## PROBLEM DESCRIPTION
Go through the entries below and return every line that contains "code".

## STUDY MATERIAL
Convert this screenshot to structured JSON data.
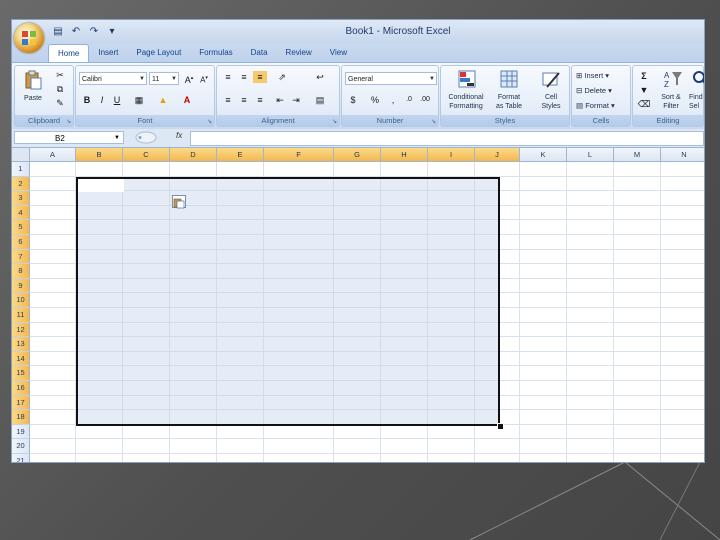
{
  "window": {
    "title": "Book1 - Microsoft Excel",
    "qat": [
      "save-icon",
      "undo-icon",
      "redo-icon",
      "customize-icon"
    ]
  },
  "tabs": [
    "Home",
    "Insert",
    "Page Layout",
    "Formulas",
    "Data",
    "Review",
    "View"
  ],
  "active_tab": "Home",
  "ribbon": {
    "clipboard": {
      "paste": "Paste",
      "label": "Clipboard"
    },
    "font": {
      "name": "Calibri",
      "size": "11",
      "bold": "B",
      "italic": "I",
      "underline": "U",
      "label": "Font"
    },
    "alignment": {
      "label": "Alignment"
    },
    "number": {
      "format": "General",
      "currency": "$",
      "percent": "%",
      "comma": ",",
      "label": "Number"
    },
    "styles": {
      "conditional": [
        "Conditional",
        "Formatting"
      ],
      "format_table": [
        "Format",
        "as Table"
      ],
      "cell_styles": [
        "Cell",
        "Styles"
      ],
      "label": "Styles"
    },
    "cells": {
      "insert": "Insert",
      "delete": "Delete",
      "format": "Format",
      "label": "Cells"
    },
    "editing": {
      "sum": "Σ",
      "sort": [
        "Sort &",
        "Filter"
      ],
      "find": [
        "Find",
        "Sel"
      ],
      "label": "Editing"
    }
  },
  "formula_bar": {
    "name_box": "B2",
    "fx": "fx",
    "content": ""
  },
  "columns": [
    "A",
    "B",
    "C",
    "D",
    "E",
    "F",
    "G",
    "H",
    "I",
    "J",
    "K",
    "L",
    "M",
    "N"
  ],
  "selected_columns": [
    "B",
    "C",
    "D",
    "E",
    "F",
    "G",
    "H",
    "I",
    "J"
  ],
  "rows": [
    "1",
    "2",
    "3",
    "4",
    "5",
    "6",
    "7",
    "8",
    "9",
    "10",
    "11",
    "12",
    "13",
    "14",
    "15",
    "16",
    "17",
    "18",
    "19",
    "20",
    "21"
  ],
  "selected_rows": [
    "2",
    "3",
    "4",
    "5",
    "6",
    "7",
    "8",
    "9",
    "10",
    "11",
    "12",
    "13",
    "14",
    "15",
    "16",
    "17",
    "18"
  ],
  "selection_range": "B2:J18",
  "colors": {
    "accent": "#f4b850",
    "ribbon": "#dbe7f6",
    "selection": "#c8d4eb",
    "slide_bg": "#5a5a5a"
  }
}
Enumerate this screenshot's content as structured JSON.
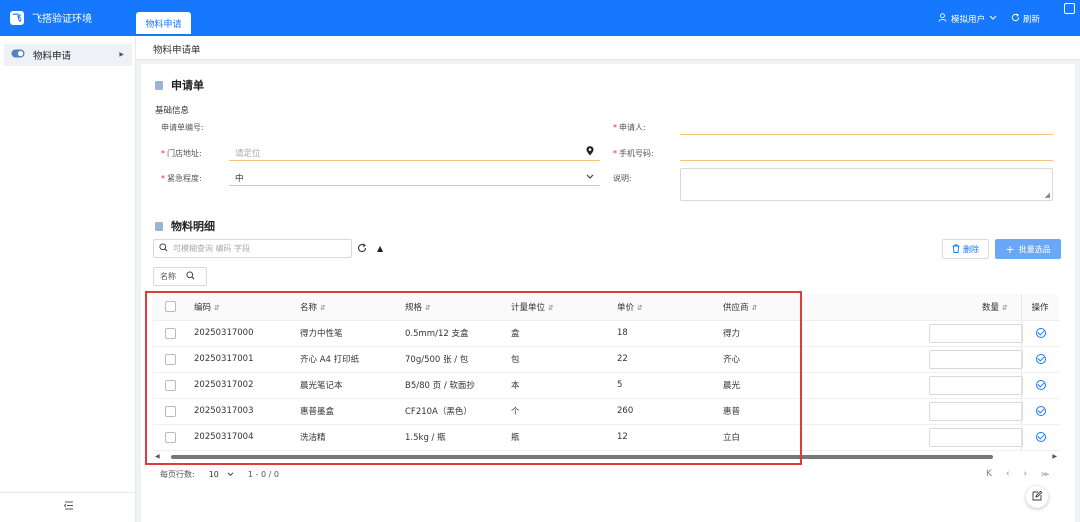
{
  "app": {
    "title": "飞搭验证环境",
    "logo": "飞"
  },
  "top_tabs": [
    {
      "label": "物料申请"
    }
  ],
  "top_right": {
    "user_label": "模拟用户",
    "refresh_label": "刷新"
  },
  "sidebar": {
    "items": [
      {
        "label": "物料申请"
      }
    ]
  },
  "breadcrumb": "物料申请单",
  "form": {
    "section_title": "申请单",
    "sub_title": "基础信息",
    "fields": {
      "order_no": {
        "label": "申请单编号:",
        "value": ""
      },
      "applicant": {
        "label": "申请人:",
        "value": ""
      },
      "store_address": {
        "label": "门店地址:",
        "placeholder": "请定位"
      },
      "phone": {
        "label": "手机号码:",
        "value": ""
      },
      "urgency": {
        "label": "紧急程度:",
        "value": "中"
      },
      "remark": {
        "label": "说明:",
        "value": ""
      }
    }
  },
  "detail": {
    "section_title": "物料明细",
    "search_placeholder": "可模糊查询 编码 字段",
    "delete_label": "删除",
    "batch_label": "批量选品",
    "column_chip": "名称"
  },
  "table": {
    "headers": {
      "code": "编码",
      "name": "名称",
      "spec": "规格",
      "unit": "计量单位",
      "price": "单价",
      "supplier": "供应商",
      "quantity": "数量",
      "ops": "操作"
    },
    "rows": [
      {
        "code": "20250317000",
        "name": "得力中性笔",
        "spec": "0.5mm/12 支盒",
        "unit": "盒",
        "price": "18",
        "supplier": "得力"
      },
      {
        "code": "20250317001",
        "name": "齐心 A4 打印纸",
        "spec": "70g/500 张 / 包",
        "unit": "包",
        "price": "22",
        "supplier": "齐心"
      },
      {
        "code": "20250317002",
        "name": "晨光笔记本",
        "spec": "B5/80 页 / 软面抄",
        "unit": "本",
        "price": "5",
        "supplier": "晨光"
      },
      {
        "code": "20250317003",
        "name": "惠普墨盒",
        "spec": "CF210A（黑色）",
        "unit": "个",
        "price": "260",
        "supplier": "惠普"
      },
      {
        "code": "20250317004",
        "name": "洗洁精",
        "spec": "1.5kg / 瓶",
        "unit": "瓶",
        "price": "12",
        "supplier": "立白"
      }
    ]
  },
  "pager": {
    "rows_per_page_label": "每页行数:",
    "rows_per_page": "10",
    "range": "1 - 0 / 0"
  },
  "icons": [
    "user-icon",
    "refresh-icon",
    "location-pin-icon",
    "chevron-down-icon",
    "search-icon",
    "check-circle-icon",
    "ban-icon",
    "trash-icon",
    "plus-icon",
    "edit-icon",
    "doc-icon"
  ],
  "colors": {
    "brand": "#1677ff",
    "required": "#f5222d",
    "highlight": "#e03b3b",
    "field_underline": "#f5c37a"
  }
}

## OUTPUT FOR THIS TASK
      "code": "编码",
        "code": "20250317000",
        "code": "20250317001",
        "code": "20250317002",
        "code": "20250317003",
        "code": "20250317004",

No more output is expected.